The answer is the number of lines in the data that contain the word "users"; give it alone.

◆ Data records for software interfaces

BEGIN

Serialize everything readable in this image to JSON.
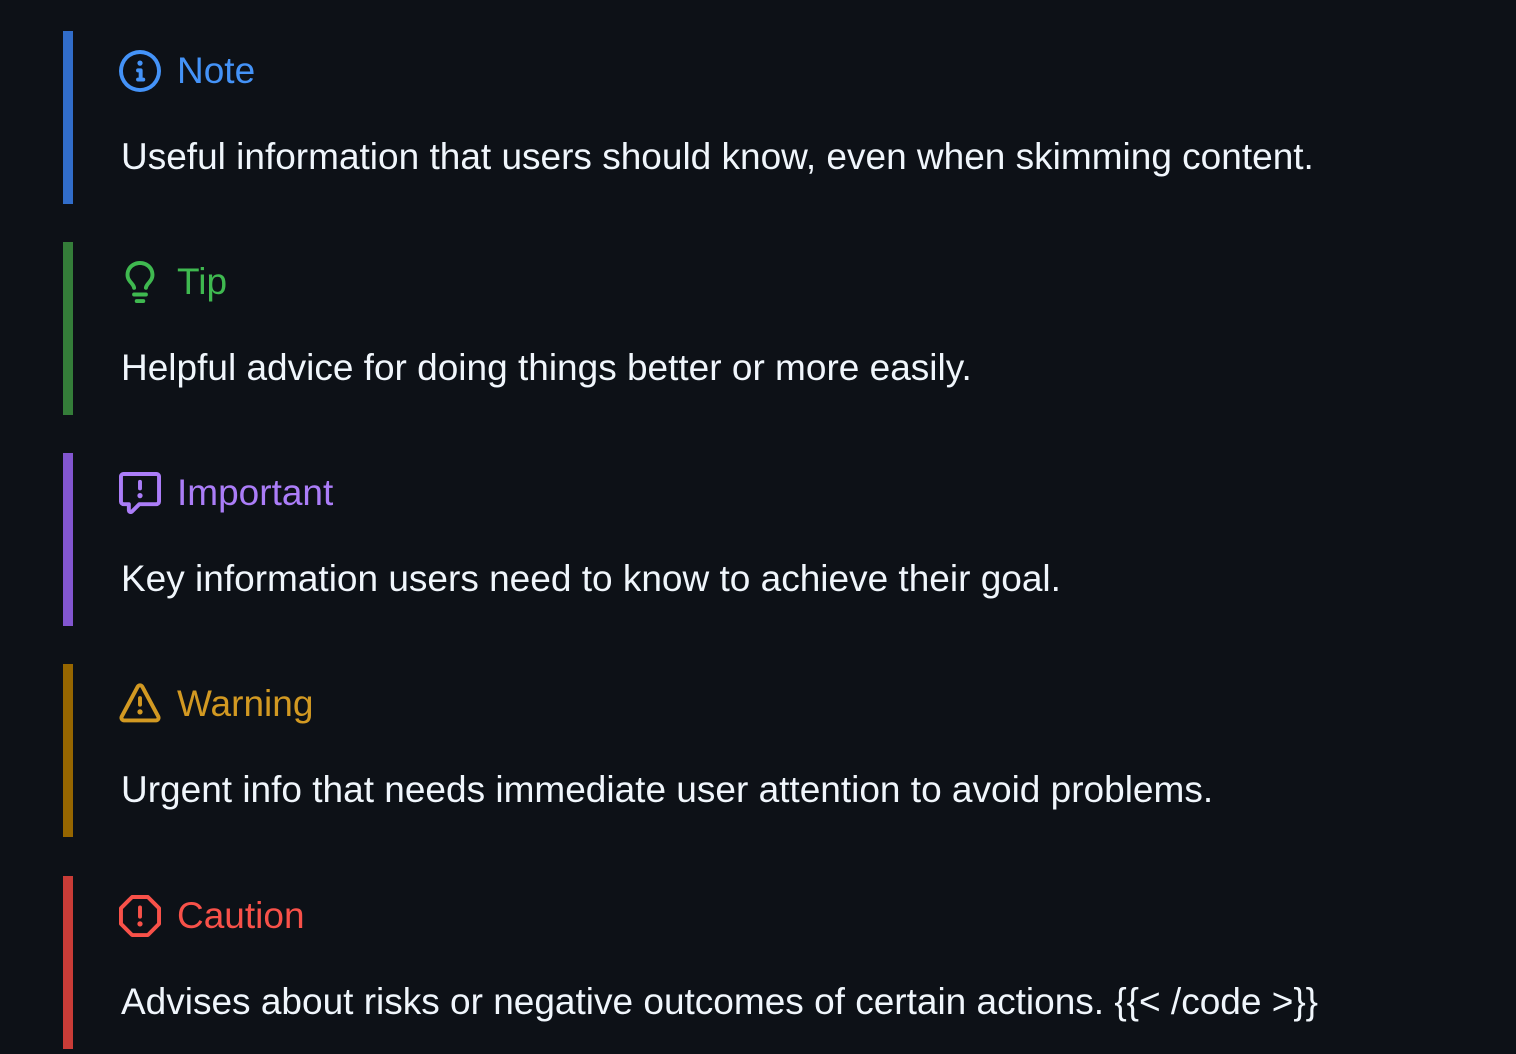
{
  "alerts": [
    {
      "kind": "note",
      "title": "Note",
      "body": "Useful information that users should know, even when skimming content.",
      "color": "#4493f8",
      "border_color": "#316dca",
      "icon": "info-icon"
    },
    {
      "kind": "tip",
      "title": "Tip",
      "body": "Helpful advice for doing things better or more easily.",
      "color": "#3fb950",
      "border_color": "#347d39",
      "icon": "lightbulb-icon"
    },
    {
      "kind": "important",
      "title": "Important",
      "body": "Key information users need to know to achieve their goal.",
      "color": "#ab7df8",
      "border_color": "#8256d0",
      "icon": "report-icon"
    },
    {
      "kind": "warning",
      "title": "Warning",
      "body": "Urgent info that needs immediate user attention to avoid problems.",
      "color": "#d29922",
      "border_color": "#966600",
      "icon": "alert-triangle-icon"
    },
    {
      "kind": "caution",
      "title": "Caution",
      "body": "Advises about risks or negative outcomes of certain actions. {{< /code >}}",
      "color": "#f85149",
      "border_color": "#c93c37",
      "icon": "stop-icon"
    }
  ]
}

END

◆ OUTPUT FOR THIS EXERCISE
2